Like a minor in nightclub, India batsmen wary of bouncers
New Delhi: West Indies paceman Ravi Rampaul proved in his World Cup debut that the Indian top order batsmen are just like a minor in a nightclub -- wary of bouncers.
Rampaul began with a wayward bumper which soared over the wicketkeeper`s head and raced to the boundary in Sunday`s final Group B match in Chennai.
The 26-year-old from Trinidad kept banging the ball in short of a length to generate awkward bounce which helped remove both openers Sachin Tendulkar and Gautam Gambhir and gave him an innings haul of five wickets.
Yuvraj Singh, who went on to smash a match-winning century, could have made an early exit as well but he was dropped by West Indies` skipper Darren Sammy off Andre Russell.
Not surprisingly, Russell`s delivery was also a short-pitched ball and Sammy revealed it had all been part of their plan.
"We had a plan for the Indian (top order) and we had early success early. We had a chance to get Yuvraj out too but I was the culprit to drop him in the point region," Sammy lamented.
India will be conscious of a similar problem in Thursday`s quarter-final in Ahmedabad where Australia are likely to unleash their three-pronged pace attack to exploit it.
Yuvraj, though, dismissed any such concern.
"I don`t think there is an issue with the short ball," he said, visibly annoyed with the suggestion.

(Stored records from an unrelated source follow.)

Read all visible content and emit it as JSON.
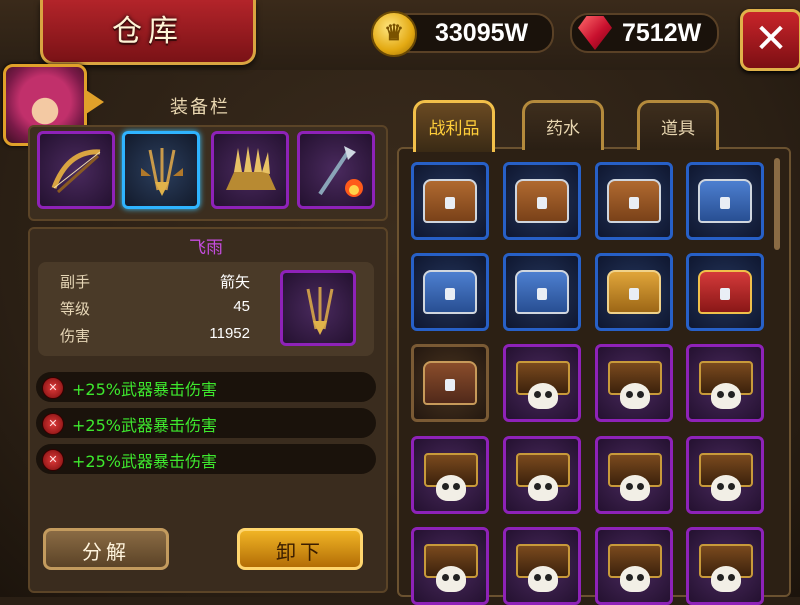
{
  "header": {
    "title": "仓库",
    "coins": "33095W",
    "gems": "7512W",
    "close_label": "✕"
  },
  "equip": {
    "title": "装备栏",
    "slots": [
      "crossbow",
      "arrow-bundle",
      "spiked-quiver",
      "fire-arrow"
    ],
    "selected": 1
  },
  "item": {
    "name": "飞雨",
    "stats": [
      {
        "label": "副手",
        "value": "箭矢"
      },
      {
        "label": "等级",
        "value": "45"
      },
      {
        "label": "伤害",
        "value": "11952"
      }
    ],
    "attributes": [
      "+25%武器暴击伤害",
      "+25%武器暴击伤害",
      "+25%武器暴击伤害"
    ]
  },
  "actions": {
    "split": "分解",
    "unequip": "卸下"
  },
  "tabs": [
    {
      "label": "战利品",
      "active": true
    },
    {
      "label": "药水",
      "active": false
    },
    {
      "label": "道具",
      "active": false
    }
  ],
  "inventory": [
    [
      "chest-brown-blue",
      "chest-brown-blue",
      "chest-brown-blue",
      "chest-blue"
    ],
    [
      "chest-blue",
      "chest-blue",
      "chest-gold",
      "chest-red"
    ],
    [
      "chest-wood",
      "skull-treasure",
      "skull-treasure",
      "skull-treasure"
    ],
    [
      "skull-treasure",
      "skull-treasure",
      "skull-treasure",
      "skull-treasure"
    ],
    [
      "skull-treasure",
      "skull-treasure",
      "skull-treasure",
      "skull-treasure"
    ]
  ],
  "colors": {
    "rarity_blue": "#2760c7",
    "rarity_purple": "#8e22b8",
    "attribute_green": "#3ee82e",
    "item_name_purple": "#c54ddf",
    "active_tab": "#ffce3a"
  }
}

"If you have an issue with the short ball, you won`t be number one test team and number two one-day team...Definitely we know they have pace and they get wickets with that. We will be prepared for them."
The task will not be easy against the pace of Brett Lee, Shaun Tait and Mitchell Johnson but India can take heart from Virat Kohli`s return to form against West Indies which augurs well for a side who have developed a tendency to collapse in a heap.
Their failure to bat out their full quota of 50 overs against England, South Africa and West Indies is also a worrying factor for a batting lineup crucial to India`s dream of winning the World Cup for the second time.